▸ **MATERIAL PROVIDED**:
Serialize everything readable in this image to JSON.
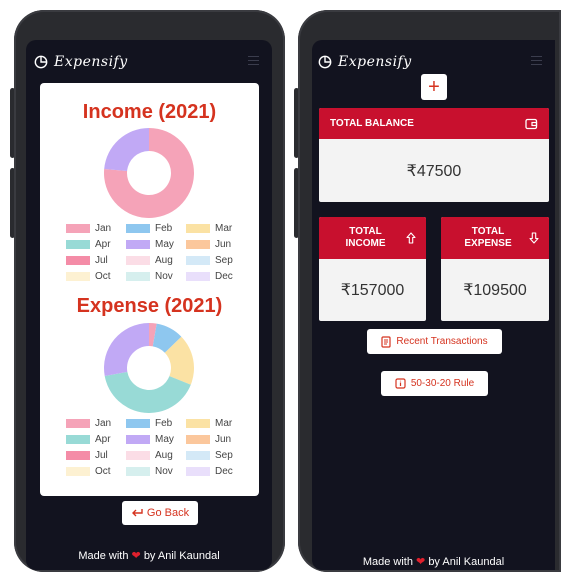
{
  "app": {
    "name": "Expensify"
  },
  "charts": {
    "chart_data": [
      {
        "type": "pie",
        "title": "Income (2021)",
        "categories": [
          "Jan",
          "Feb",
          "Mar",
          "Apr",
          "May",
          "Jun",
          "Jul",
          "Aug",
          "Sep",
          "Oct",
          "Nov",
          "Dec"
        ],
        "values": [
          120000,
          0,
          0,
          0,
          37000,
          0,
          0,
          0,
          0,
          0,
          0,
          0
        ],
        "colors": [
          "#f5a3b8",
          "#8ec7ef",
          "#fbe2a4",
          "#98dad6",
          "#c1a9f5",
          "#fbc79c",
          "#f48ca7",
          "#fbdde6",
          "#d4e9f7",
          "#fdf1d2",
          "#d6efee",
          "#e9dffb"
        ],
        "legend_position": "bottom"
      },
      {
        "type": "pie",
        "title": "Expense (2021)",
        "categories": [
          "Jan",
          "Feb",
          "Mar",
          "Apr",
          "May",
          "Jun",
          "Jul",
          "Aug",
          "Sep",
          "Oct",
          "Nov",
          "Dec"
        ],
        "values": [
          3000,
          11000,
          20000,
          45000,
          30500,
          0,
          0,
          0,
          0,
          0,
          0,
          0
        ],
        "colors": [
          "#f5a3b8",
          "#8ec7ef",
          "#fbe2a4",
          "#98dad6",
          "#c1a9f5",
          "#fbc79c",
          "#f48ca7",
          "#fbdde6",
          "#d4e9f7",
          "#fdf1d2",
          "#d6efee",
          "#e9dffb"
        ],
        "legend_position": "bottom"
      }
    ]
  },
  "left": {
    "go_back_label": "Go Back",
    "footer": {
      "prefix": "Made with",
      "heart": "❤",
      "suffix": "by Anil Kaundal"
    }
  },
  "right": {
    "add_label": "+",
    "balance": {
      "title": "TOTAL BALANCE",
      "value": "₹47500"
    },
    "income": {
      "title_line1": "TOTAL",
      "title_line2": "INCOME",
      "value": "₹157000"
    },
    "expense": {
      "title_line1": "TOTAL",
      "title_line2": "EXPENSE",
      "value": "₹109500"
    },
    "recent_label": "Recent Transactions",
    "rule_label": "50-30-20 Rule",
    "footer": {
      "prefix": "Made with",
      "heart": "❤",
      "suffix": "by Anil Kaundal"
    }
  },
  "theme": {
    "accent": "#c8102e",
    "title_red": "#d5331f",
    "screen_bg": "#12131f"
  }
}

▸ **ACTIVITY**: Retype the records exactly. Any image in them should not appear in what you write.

▸ **EXPECTED ANSWER**:
Serialize everything readable in this image to JSON.
{
  "app": {
    "name": "Expensify"
  },
  "charts": {
    "chart_data": [
      {
        "type": "pie",
        "title": "Income (2021)",
        "categories": [
          "Jan",
          "Feb",
          "Mar",
          "Apr",
          "May",
          "Jun",
          "Jul",
          "Aug",
          "Sep",
          "Oct",
          "Nov",
          "Dec"
        ],
        "values": [
          120000,
          0,
          0,
          0,
          37000,
          0,
          0,
          0,
          0,
          0,
          0,
          0
        ],
        "colors": [
          "#f5a3b8",
          "#8ec7ef",
          "#fbe2a4",
          "#98dad6",
          "#c1a9f5",
          "#fbc79c",
          "#f48ca7",
          "#fbdde6",
          "#d4e9f7",
          "#fdf1d2",
          "#d6efee",
          "#e9dffb"
        ],
        "legend_position": "bottom"
      },
      {
        "type": "pie",
        "title": "Expense (2021)",
        "categories": [
          "Jan",
          "Feb",
          "Mar",
          "Apr",
          "May",
          "Jun",
          "Jul",
          "Aug",
          "Sep",
          "Oct",
          "Nov",
          "Dec"
        ],
        "values": [
          3000,
          11000,
          20000,
          45000,
          30500,
          0,
          0,
          0,
          0,
          0,
          0,
          0
        ],
        "colors": [
          "#f5a3b8",
          "#8ec7ef",
          "#fbe2a4",
          "#98dad6",
          "#c1a9f5",
          "#fbc79c",
          "#f48ca7",
          "#fbdde6",
          "#d4e9f7",
          "#fdf1d2",
          "#d6efee",
          "#e9dffb"
        ],
        "legend_position": "bottom"
      }
    ]
  },
  "left": {
    "go_back_label": "Go Back",
    "footer": {
      "prefix": "Made with",
      "heart": "❤",
      "suffix": "by Anil Kaundal"
    }
  },
  "right": {
    "add_label": "+",
    "balance": {
      "title": "TOTAL BALANCE",
      "value": "₹47500"
    },
    "income": {
      "title_line1": "TOTAL",
      "title_line2": "INCOME",
      "value": "₹157000"
    },
    "expense": {
      "title_line1": "TOTAL",
      "title_line2": "EXPENSE",
      "value": "₹109500"
    },
    "recent_label": "Recent Transactions",
    "rule_label": "50-30-20 Rule",
    "footer": {
      "prefix": "Made with",
      "heart": "❤",
      "suffix": "by Anil Kaundal"
    }
  },
  "theme": {
    "accent": "#c8102e",
    "title_red": "#d5331f",
    "screen_bg": "#12131f"
  }
}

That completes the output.